» **ASSIGNED TASK**
The answer must consist of every line below that contains the word "icon".

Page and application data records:
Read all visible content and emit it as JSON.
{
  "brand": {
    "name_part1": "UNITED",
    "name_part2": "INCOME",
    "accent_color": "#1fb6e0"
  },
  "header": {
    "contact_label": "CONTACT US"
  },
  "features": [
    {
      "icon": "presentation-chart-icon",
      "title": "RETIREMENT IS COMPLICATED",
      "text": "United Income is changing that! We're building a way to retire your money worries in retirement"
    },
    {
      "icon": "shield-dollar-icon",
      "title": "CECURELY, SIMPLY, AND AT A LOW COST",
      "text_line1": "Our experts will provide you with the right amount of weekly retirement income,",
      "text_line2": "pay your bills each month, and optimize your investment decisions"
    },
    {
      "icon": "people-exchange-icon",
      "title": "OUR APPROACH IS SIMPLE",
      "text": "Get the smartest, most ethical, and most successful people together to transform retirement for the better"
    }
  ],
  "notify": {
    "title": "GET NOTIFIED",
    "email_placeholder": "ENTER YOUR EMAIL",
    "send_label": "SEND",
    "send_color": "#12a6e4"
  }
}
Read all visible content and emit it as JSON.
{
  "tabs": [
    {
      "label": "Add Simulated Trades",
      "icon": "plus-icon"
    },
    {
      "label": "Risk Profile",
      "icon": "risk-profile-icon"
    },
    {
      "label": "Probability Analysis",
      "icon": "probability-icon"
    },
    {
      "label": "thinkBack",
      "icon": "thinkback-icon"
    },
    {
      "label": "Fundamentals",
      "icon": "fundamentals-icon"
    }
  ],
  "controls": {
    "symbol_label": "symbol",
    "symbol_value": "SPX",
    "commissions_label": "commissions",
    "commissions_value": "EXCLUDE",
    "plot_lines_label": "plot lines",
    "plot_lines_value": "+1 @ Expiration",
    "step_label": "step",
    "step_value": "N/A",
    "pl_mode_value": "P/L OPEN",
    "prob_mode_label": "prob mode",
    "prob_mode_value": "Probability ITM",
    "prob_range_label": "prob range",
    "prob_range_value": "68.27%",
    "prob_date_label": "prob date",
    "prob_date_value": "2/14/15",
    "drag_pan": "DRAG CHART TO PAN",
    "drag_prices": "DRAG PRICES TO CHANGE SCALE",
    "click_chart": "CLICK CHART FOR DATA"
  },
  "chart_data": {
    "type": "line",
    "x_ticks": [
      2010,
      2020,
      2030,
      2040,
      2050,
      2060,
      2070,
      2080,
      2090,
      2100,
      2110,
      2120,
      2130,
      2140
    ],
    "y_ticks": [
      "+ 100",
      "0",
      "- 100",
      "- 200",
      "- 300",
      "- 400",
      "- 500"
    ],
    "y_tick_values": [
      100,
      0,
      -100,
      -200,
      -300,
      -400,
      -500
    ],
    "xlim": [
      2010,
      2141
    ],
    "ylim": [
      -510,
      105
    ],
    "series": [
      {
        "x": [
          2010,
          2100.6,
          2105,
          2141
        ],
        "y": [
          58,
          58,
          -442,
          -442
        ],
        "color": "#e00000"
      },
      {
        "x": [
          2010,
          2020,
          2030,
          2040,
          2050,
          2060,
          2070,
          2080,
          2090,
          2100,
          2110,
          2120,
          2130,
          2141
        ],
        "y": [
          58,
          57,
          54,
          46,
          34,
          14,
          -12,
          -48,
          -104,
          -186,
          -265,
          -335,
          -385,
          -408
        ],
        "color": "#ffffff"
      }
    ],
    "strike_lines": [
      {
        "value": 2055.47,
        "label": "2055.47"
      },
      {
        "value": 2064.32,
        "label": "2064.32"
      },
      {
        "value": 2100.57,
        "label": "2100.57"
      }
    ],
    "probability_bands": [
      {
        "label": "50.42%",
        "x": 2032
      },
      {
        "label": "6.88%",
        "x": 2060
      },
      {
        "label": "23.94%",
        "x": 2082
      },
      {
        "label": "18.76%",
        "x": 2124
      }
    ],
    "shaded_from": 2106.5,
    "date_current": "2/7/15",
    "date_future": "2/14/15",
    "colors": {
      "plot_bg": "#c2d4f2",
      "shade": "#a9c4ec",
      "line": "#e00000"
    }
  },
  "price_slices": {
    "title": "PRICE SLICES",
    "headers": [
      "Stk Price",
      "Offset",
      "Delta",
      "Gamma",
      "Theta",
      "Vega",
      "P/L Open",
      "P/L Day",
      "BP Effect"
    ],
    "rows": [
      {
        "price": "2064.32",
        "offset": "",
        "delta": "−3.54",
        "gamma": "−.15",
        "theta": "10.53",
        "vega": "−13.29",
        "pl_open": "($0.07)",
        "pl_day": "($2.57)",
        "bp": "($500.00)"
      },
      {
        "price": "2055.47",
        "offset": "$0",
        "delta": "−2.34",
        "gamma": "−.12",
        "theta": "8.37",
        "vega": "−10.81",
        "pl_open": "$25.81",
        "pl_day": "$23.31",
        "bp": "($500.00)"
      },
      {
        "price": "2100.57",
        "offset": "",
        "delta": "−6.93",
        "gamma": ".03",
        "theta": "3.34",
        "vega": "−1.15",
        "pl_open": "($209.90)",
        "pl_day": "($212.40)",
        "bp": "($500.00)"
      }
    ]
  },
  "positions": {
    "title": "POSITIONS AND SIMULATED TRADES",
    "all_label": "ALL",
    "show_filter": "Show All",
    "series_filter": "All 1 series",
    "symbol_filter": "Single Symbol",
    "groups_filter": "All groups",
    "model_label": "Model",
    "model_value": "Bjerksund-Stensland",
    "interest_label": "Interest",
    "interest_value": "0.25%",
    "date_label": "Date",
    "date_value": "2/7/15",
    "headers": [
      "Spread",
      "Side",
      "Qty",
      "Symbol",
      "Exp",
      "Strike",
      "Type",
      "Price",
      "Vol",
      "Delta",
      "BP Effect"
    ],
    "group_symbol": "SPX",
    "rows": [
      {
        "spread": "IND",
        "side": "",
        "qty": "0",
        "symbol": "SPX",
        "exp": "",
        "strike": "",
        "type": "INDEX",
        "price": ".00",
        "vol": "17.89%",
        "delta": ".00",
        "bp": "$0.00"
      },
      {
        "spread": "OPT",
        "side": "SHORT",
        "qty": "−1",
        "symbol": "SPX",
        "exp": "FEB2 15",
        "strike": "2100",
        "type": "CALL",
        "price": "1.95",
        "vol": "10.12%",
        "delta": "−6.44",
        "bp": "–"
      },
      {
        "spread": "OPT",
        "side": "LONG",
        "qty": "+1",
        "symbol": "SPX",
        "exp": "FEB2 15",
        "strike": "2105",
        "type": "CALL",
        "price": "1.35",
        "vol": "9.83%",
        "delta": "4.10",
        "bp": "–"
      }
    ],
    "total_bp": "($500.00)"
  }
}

» **RESPONSE BELOW**
      "icon": "presentation-chart-icon",
      "icon": "shield-dollar-icon",
      "icon": "people-exchange-icon",
      "icon": "plus-icon"
      "icon": "risk-profile-icon"
      "icon": "probability-icon"
      "icon": "thinkback-icon"
      "icon": "fundamentals-icon"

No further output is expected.